The effectiveness of a deliberately limited version of Acceptance and Commitment Therapy for chronic skin picking was evaluated in a pair of multiple baseline across participants designs. Self monitoring of skin picking showed that four of the five participants reached near zero levels of picking by post-treatment, but these gains were not fully maintained for three of the four participants at follow-up. The findings of the self-reported skin picking were generally corroborated by ratings of photographs of the damaged areas and by ratings on a validated measure of skin picking severity. All participants rated the intervention as socially acceptable, and reductions were found on measures of anxiety, depression, and experiential avoidance for most participants as a result of the intervention. Results support the construction of more comprehensive ACT protocols for skin-picking.
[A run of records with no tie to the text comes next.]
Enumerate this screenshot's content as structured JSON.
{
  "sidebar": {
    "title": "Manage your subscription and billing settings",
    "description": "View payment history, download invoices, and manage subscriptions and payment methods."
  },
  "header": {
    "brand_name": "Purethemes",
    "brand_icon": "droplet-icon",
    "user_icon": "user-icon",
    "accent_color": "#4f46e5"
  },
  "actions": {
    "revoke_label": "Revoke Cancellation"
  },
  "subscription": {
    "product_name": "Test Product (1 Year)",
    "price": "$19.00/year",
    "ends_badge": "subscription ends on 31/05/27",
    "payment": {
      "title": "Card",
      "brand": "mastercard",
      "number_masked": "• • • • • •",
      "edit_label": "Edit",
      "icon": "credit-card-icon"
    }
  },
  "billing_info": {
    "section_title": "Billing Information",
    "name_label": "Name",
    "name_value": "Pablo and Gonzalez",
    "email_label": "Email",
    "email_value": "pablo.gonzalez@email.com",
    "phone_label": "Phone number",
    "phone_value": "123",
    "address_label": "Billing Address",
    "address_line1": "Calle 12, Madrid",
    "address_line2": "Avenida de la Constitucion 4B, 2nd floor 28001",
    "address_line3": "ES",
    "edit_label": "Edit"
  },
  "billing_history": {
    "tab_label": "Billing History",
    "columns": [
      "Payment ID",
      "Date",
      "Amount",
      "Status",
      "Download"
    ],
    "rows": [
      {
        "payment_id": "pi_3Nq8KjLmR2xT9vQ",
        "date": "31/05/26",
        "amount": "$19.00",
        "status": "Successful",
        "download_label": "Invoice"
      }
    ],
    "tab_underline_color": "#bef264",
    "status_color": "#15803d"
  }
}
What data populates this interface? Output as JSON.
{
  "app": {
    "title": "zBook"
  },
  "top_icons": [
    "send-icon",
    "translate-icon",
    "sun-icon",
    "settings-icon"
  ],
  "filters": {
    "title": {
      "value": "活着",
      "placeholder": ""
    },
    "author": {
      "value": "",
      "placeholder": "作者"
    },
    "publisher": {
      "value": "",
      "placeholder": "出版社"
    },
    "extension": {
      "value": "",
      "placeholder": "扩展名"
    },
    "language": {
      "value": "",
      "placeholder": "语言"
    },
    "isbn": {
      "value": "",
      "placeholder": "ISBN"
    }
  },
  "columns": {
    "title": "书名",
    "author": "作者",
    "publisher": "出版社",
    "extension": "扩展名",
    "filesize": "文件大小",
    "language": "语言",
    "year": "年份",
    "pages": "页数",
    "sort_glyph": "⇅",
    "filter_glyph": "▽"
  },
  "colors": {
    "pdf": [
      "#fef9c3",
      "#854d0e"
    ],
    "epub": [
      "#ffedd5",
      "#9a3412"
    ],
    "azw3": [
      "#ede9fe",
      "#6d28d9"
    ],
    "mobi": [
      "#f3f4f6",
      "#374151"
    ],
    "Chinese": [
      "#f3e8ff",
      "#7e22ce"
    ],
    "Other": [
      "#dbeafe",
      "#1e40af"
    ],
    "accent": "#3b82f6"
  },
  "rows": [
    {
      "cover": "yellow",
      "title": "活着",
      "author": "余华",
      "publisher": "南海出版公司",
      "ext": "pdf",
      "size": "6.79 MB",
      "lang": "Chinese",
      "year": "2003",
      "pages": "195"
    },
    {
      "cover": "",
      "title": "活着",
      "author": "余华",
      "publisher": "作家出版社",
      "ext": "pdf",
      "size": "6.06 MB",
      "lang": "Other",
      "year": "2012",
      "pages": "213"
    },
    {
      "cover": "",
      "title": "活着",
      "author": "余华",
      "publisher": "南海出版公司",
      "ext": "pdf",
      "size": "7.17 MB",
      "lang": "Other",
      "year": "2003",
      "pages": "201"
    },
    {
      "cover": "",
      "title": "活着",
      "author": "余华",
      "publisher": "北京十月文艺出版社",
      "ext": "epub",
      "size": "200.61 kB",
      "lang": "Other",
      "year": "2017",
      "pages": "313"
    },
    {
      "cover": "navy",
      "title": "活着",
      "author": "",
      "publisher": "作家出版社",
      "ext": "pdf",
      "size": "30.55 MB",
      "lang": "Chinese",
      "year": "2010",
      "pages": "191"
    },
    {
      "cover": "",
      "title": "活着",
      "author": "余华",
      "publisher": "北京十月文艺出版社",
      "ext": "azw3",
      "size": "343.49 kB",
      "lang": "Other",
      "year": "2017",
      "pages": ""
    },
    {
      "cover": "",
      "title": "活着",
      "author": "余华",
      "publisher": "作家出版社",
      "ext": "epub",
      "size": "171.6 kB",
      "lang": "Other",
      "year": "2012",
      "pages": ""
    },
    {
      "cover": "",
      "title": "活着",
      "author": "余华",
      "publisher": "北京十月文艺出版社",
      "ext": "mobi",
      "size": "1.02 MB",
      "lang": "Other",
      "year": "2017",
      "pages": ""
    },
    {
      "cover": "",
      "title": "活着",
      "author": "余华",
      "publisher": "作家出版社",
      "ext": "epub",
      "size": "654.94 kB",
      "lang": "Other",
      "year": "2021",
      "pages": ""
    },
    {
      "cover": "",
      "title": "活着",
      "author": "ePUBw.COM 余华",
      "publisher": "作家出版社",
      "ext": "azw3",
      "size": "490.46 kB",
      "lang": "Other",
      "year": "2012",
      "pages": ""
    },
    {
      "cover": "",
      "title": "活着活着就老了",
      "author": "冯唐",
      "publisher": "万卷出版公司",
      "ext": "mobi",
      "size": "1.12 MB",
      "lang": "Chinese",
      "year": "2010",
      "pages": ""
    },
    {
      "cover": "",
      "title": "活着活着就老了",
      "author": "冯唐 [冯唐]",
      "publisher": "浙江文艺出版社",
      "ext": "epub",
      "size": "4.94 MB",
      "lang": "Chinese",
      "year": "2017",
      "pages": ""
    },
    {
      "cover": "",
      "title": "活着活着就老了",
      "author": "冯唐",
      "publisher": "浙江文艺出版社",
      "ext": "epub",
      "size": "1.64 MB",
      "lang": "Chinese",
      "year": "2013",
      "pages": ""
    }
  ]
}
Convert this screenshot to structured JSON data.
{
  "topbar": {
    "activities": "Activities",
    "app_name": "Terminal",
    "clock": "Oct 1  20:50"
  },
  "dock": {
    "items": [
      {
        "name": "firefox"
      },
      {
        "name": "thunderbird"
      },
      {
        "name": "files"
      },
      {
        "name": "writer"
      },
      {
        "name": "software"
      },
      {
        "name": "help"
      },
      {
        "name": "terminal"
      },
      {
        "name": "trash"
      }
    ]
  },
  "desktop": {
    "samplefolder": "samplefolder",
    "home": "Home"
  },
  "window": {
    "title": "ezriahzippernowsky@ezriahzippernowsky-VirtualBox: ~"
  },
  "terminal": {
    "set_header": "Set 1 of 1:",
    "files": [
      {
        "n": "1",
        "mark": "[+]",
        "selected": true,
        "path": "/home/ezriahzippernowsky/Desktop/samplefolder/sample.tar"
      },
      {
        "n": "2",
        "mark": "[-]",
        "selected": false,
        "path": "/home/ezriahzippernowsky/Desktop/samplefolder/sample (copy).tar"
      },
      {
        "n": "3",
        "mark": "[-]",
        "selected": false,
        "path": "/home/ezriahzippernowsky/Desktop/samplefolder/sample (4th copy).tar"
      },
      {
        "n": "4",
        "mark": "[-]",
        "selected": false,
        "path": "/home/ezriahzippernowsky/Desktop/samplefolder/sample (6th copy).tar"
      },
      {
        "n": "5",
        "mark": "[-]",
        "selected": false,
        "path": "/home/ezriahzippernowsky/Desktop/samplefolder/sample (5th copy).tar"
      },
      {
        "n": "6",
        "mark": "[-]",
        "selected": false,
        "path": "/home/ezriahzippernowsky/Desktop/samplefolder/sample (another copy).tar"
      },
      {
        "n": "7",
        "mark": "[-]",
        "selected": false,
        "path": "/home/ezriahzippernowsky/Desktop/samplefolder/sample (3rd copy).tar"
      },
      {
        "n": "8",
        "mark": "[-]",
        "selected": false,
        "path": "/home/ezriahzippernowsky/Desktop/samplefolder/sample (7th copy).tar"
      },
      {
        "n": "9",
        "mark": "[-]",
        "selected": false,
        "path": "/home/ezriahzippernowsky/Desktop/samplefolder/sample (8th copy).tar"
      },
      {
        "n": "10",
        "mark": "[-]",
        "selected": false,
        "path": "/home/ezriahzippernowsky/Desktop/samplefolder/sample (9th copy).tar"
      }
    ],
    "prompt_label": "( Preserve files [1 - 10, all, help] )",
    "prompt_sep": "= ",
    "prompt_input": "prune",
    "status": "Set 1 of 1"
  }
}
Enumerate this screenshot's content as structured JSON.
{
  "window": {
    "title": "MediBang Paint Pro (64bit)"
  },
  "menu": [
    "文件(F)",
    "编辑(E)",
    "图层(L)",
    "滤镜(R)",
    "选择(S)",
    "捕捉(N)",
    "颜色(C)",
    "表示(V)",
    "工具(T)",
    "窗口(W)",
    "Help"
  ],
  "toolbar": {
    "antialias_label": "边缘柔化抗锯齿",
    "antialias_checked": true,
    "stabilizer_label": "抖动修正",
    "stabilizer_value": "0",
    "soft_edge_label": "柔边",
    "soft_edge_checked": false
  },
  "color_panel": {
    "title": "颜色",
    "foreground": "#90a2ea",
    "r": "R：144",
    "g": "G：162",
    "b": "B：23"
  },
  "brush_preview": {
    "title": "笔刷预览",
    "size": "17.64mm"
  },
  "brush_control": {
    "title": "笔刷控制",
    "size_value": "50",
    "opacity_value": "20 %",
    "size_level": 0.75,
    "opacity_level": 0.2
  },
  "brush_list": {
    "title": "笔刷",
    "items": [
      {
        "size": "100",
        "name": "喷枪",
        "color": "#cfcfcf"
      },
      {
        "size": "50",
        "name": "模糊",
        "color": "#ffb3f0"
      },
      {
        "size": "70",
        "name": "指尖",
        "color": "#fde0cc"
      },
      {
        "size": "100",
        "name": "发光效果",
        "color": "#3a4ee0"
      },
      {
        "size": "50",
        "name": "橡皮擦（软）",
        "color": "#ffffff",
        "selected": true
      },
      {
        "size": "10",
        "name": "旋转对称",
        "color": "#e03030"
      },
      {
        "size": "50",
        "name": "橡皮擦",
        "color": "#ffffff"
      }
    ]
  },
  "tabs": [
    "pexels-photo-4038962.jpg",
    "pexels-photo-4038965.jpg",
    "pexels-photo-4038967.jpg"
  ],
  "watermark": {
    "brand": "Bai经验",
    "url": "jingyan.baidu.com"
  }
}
Twohig, M. P.; Hayes, S. C.; and Masuda, Akihiko, "A preliminary investigation of Acceptance and Commitment Therapy as a treatment for chronic skin picking" (2006). Psychology Faculty Publications. 99.